Minimally invasive detection of cell death could prove an invaluable resource in many physiologic and pathologic situations. Cell-free circulating DNA (cfDNA) released from dying cells is emerging as a diagnostic tool for monitoring cancer dynamics and graft failure. However, existing methods rely on differences in DNA sequences in source tissues, so that cell death cannot be identified in tissues with a normal genome. We developed a method of detecting tissue-specific cell death in humans based on tissue-specific methylation patterns in cfDNA. We interrogated tissue-specific methylome databases to identify cell typespecific DNA methylation signatures and developed a method to detect these signatures in mixed DNA samples. We isolated cfDNA from plasma or serum of donors, treated the cfDNA with bisulfite, PCRamplified the cfDNA, and sequenced it to quantify cfDNA carrying the methylation markers of the cell type of interest. Pancreatic β-cell DNA was identified in the circulation of patients with recently diagnosed type-1 diabetes and islet-graft recipients; oligodendrocyte DNA was identified in patients with relapsing multiple sclerosis; neuronal/glial DNA was identified in patients after traumatic brain injury or cardiac arrest; and exocrine pancreas DNA was identified in patients with pancreatic cancer or pancreatitis. This proof-of-concept study demonstrates that the tissue origins of cfDNA and thus the rate of death of specific cell types can be determined in humans. The approach can be adapted to identify cfDNA derived from any cell type in the body, offering a minimally invasive window for diagnosing and monitoring a broad spectrum of human pathologies as well as providing a better understanding of normal tissue dynamics.
|Proceedings of the National Academy of Sciences of the United States of America
|Published - 29 Mar 2016
Bibliographical noteFunding Information:

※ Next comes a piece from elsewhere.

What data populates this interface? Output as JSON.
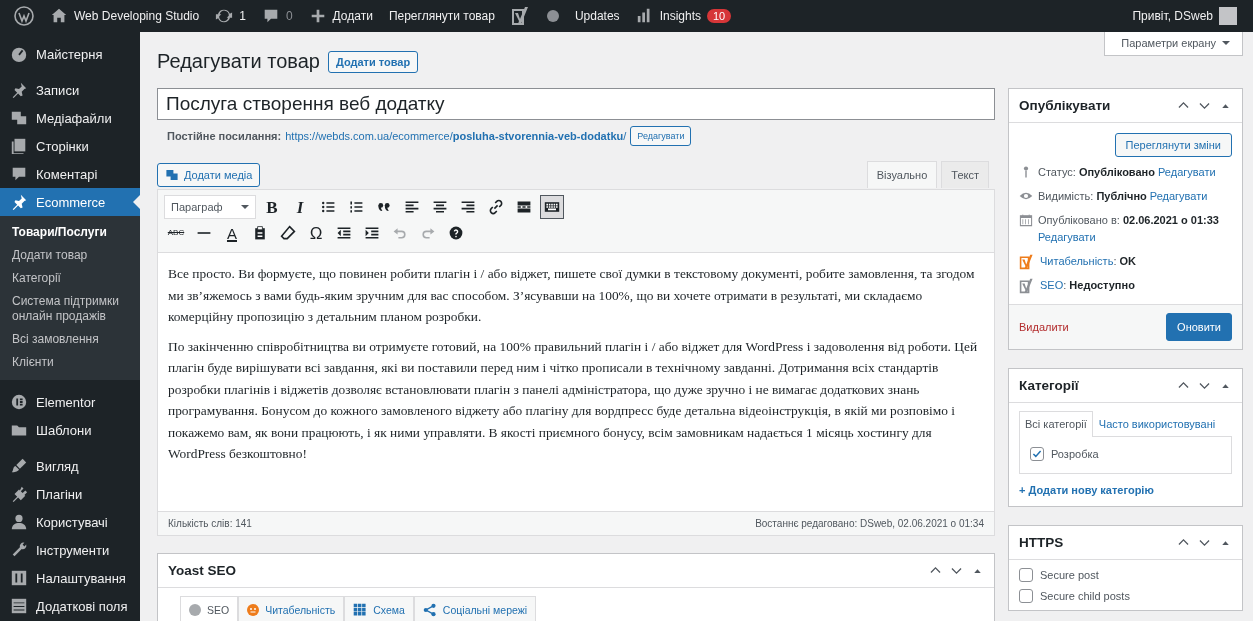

We thank the T1D Exchange Biobank and investigators and staff of T1D Exchange Protocols for subject recruitment, Tomer Nir and Adi Nir for discussions, and Marc Gotkine for critical reading of the manuscript. This work was supported by the T1D Exchange, a program of T1D First; in part by a grant from the American Schools and Hospitals Abroad Program of the US Agency for International Development for upgrading the Hebrew University Medical School Flow Cytometry Laboratory; and by grants from the Juvenile Diabetes Research Foundation (3-SRA-2014-38-Q-R); the Beta-Cell Biology Consortium and the Human Islet Research Network of the National Institutes of Health (DK104216); the Sir Zalman Cowen Universities Fund; a Trilateral German-Israel-Palestine program of the Deutsche Forschungsgemeinschaft; the Soyka Pancreatic Cancer Fund; and the Israeli Centers for Research Excellence Program of The Israel Science Foundation 41.11 (to Y.D.). R.L.-W. was supported by a training grant from Teva Pharmaceutical Industries Ltd. as part of the Israeli National Network of Excellence in Neuroscience. K.B. holds the Torsten Söderberg Professorship in Medicine at the Royal Swedish Academy of Sciences.
- Circulating DNA